PROBLEM REQUIREMENTS: Work out how many lines in the material below hold "photo", then give only that number.

ENTRIES PROVIDED:
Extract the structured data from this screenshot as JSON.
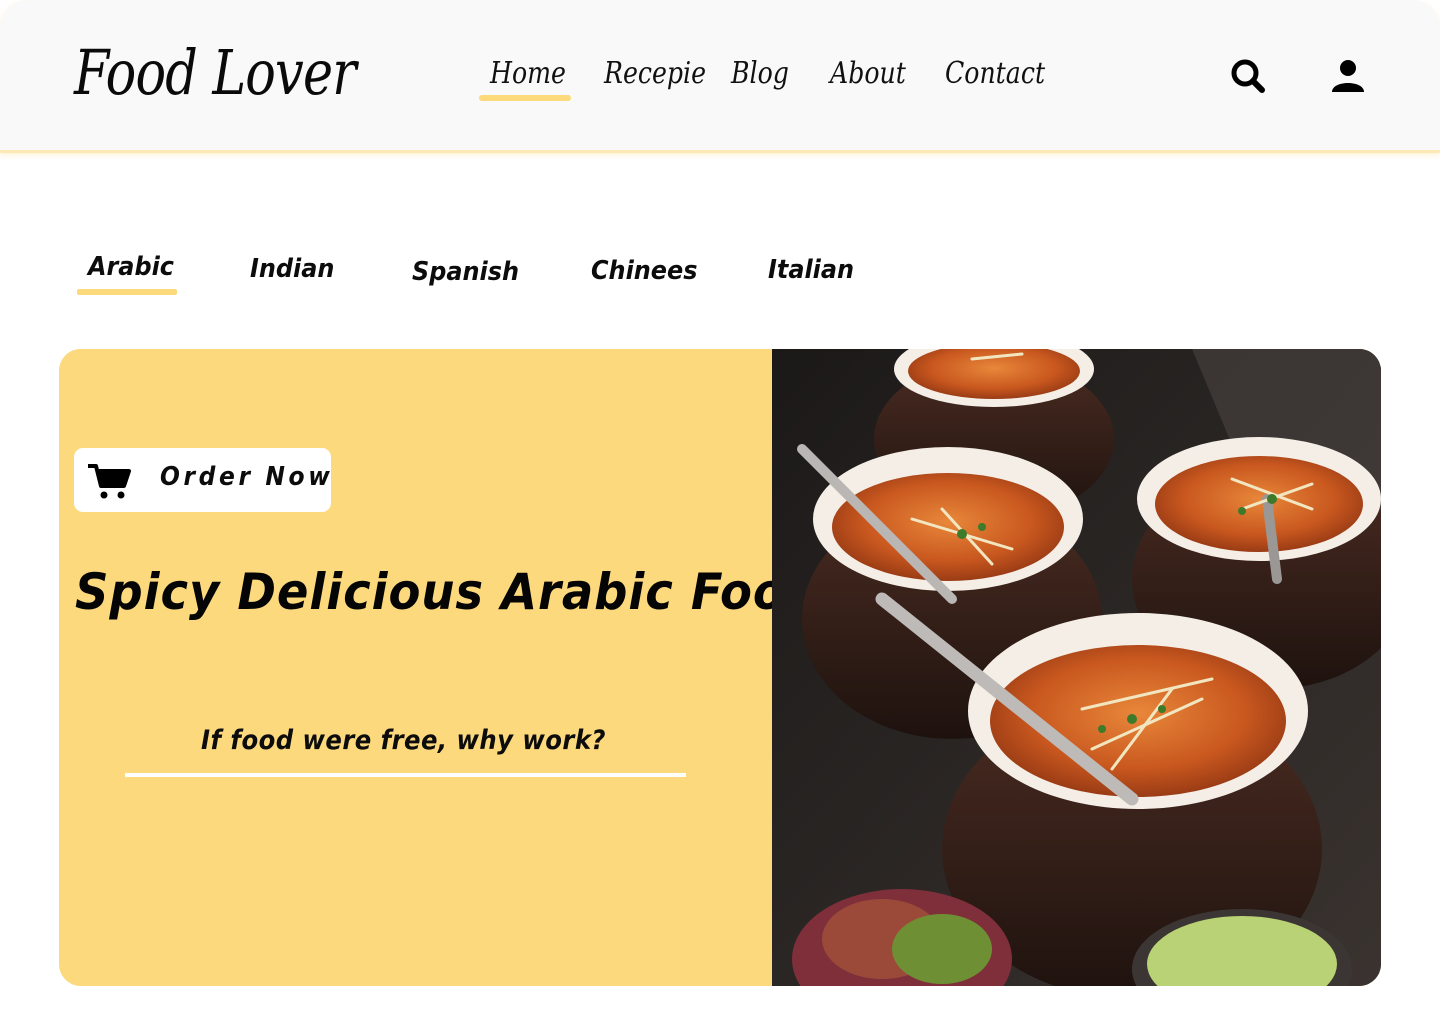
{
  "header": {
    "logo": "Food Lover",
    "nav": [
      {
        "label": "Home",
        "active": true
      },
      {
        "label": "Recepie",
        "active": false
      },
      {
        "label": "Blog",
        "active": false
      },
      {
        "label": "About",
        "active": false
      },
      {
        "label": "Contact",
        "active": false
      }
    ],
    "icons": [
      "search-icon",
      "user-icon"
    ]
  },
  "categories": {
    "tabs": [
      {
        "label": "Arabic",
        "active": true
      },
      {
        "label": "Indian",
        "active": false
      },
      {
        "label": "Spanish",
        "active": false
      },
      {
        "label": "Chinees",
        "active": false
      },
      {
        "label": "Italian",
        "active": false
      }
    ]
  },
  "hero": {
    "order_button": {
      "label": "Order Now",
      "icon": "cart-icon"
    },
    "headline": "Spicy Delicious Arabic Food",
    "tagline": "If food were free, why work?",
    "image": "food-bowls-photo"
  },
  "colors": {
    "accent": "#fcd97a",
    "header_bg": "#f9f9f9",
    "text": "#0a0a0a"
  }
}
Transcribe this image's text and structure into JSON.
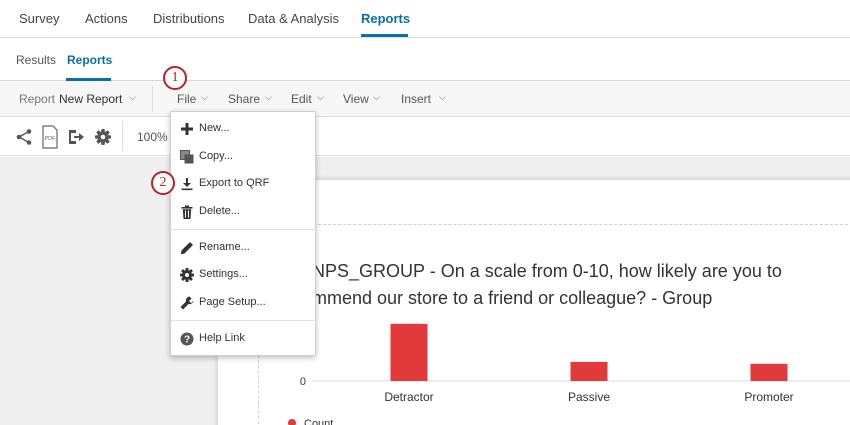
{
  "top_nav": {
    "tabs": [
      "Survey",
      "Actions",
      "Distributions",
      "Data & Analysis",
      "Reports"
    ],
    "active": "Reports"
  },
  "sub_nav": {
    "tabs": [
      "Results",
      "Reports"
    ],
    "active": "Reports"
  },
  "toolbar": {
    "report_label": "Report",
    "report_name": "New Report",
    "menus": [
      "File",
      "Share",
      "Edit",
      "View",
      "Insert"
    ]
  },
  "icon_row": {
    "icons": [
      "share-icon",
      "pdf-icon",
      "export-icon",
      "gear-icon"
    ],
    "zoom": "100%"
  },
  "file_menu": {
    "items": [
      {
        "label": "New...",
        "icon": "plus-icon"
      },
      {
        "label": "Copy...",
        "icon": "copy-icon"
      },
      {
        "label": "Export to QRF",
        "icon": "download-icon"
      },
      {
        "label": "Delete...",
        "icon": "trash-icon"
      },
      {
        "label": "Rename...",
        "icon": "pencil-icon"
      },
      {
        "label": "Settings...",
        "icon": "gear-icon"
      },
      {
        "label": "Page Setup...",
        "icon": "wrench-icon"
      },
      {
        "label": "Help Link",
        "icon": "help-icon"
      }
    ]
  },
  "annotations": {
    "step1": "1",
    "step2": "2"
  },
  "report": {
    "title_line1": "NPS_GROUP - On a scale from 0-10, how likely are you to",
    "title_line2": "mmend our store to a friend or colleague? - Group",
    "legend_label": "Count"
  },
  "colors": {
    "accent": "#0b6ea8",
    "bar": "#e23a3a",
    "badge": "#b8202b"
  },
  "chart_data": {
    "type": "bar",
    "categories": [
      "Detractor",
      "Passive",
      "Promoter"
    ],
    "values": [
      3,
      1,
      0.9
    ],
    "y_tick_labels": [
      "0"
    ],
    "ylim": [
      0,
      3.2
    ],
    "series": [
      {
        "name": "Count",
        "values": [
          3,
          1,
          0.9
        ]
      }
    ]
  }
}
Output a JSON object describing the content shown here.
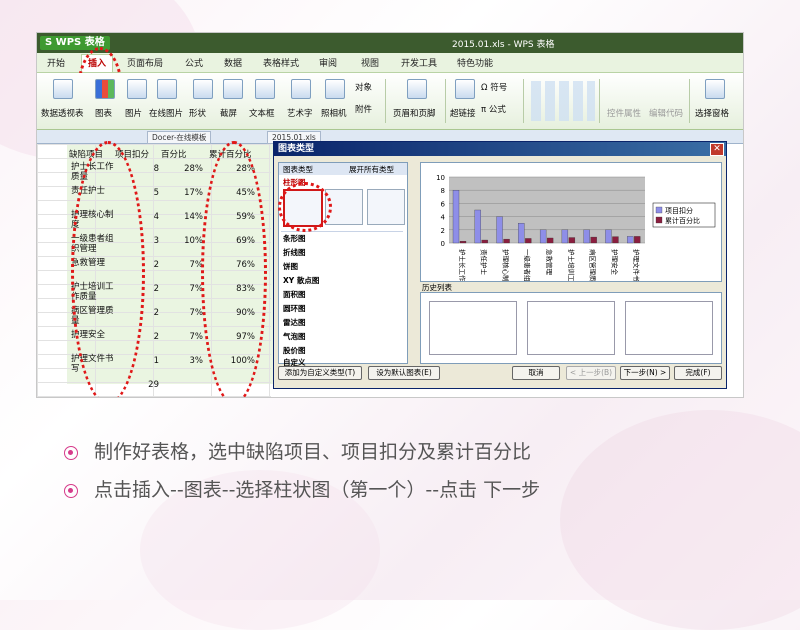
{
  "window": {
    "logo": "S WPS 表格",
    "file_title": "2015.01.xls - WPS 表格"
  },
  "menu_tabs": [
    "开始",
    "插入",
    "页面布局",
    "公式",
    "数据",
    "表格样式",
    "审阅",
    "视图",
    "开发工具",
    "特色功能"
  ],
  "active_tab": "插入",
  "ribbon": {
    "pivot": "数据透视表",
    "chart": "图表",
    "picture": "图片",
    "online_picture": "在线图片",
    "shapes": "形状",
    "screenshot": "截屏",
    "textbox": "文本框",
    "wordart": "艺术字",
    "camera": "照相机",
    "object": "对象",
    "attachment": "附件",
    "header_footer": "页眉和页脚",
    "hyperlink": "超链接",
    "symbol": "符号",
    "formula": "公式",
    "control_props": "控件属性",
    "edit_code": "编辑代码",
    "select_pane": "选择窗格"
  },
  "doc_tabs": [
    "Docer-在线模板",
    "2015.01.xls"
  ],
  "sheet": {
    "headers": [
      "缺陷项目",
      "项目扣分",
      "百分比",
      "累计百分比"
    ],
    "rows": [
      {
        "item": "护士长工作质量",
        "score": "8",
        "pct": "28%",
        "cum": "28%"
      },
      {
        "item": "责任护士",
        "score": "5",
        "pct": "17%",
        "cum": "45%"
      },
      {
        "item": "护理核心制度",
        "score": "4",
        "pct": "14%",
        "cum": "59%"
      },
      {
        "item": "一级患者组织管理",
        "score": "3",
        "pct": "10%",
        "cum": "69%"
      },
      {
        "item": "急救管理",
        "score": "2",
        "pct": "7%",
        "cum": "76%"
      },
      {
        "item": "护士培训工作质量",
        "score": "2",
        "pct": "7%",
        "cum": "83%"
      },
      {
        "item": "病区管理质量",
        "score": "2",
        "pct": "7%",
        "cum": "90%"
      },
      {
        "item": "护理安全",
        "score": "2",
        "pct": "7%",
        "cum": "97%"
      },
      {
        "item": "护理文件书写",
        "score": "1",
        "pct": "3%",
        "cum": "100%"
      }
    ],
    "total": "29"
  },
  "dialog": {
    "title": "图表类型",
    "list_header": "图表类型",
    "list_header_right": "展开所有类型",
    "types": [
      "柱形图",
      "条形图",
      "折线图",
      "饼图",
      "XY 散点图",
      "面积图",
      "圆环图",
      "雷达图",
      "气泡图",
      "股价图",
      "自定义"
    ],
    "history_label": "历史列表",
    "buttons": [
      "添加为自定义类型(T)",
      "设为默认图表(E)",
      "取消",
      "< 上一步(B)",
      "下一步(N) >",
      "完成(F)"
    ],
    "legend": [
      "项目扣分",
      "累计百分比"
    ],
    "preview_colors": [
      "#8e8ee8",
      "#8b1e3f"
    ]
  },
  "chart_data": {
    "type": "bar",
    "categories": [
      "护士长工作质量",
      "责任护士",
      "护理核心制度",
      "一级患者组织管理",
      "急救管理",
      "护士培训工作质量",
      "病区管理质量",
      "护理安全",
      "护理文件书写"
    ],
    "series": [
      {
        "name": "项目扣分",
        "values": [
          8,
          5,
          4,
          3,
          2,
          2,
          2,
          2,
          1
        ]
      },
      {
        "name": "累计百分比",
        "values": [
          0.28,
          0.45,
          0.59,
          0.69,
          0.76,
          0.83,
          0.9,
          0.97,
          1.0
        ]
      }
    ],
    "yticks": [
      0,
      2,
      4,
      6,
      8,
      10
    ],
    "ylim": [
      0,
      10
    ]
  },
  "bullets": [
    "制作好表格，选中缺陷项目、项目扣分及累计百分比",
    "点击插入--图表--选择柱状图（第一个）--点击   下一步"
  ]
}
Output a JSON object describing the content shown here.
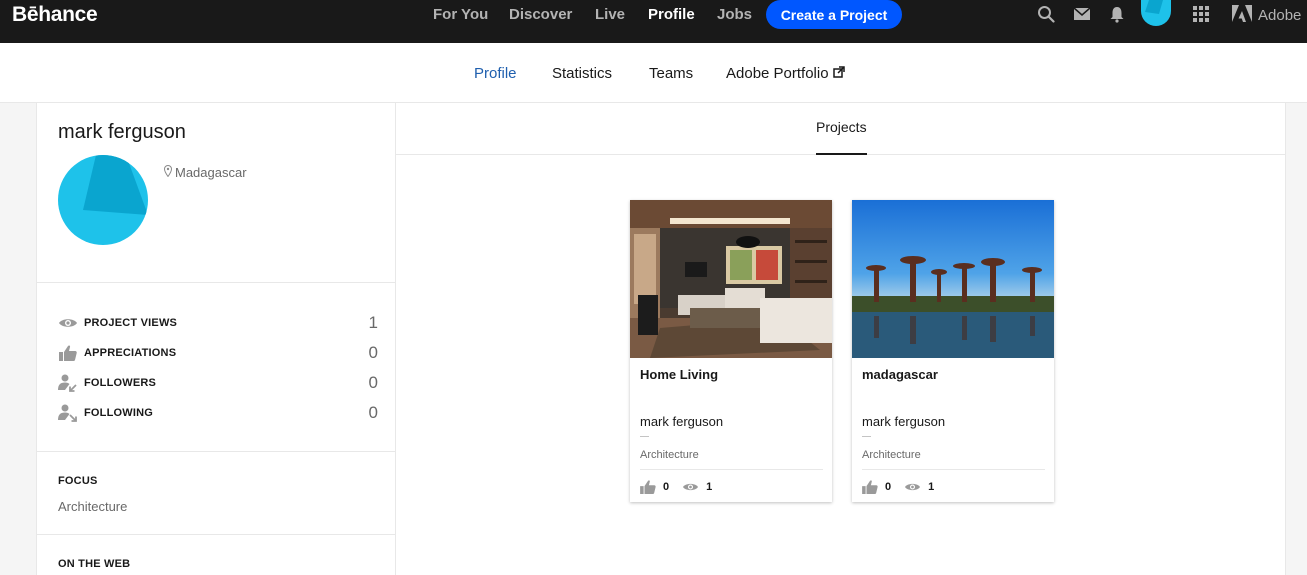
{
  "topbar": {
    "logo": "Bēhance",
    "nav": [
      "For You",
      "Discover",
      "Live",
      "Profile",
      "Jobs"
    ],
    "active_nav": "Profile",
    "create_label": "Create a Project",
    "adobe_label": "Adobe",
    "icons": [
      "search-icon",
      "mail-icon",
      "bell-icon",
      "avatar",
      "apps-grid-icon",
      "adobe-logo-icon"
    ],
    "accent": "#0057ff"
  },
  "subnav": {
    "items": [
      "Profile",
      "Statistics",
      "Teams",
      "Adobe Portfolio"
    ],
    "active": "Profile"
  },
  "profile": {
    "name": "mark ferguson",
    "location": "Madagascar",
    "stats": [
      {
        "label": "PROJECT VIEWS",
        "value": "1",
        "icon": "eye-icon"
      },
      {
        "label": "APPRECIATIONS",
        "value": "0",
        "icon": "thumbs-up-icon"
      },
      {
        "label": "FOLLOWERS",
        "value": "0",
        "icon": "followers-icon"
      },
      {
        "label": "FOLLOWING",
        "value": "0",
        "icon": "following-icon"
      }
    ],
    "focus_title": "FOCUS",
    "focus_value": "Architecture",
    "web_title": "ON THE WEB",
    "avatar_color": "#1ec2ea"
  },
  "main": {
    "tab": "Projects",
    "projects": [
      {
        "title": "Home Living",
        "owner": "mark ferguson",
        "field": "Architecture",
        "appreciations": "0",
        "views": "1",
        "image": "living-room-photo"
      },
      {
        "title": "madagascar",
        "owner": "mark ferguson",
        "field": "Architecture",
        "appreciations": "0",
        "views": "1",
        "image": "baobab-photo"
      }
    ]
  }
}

RESULT FOR THIS EXERCISE: 3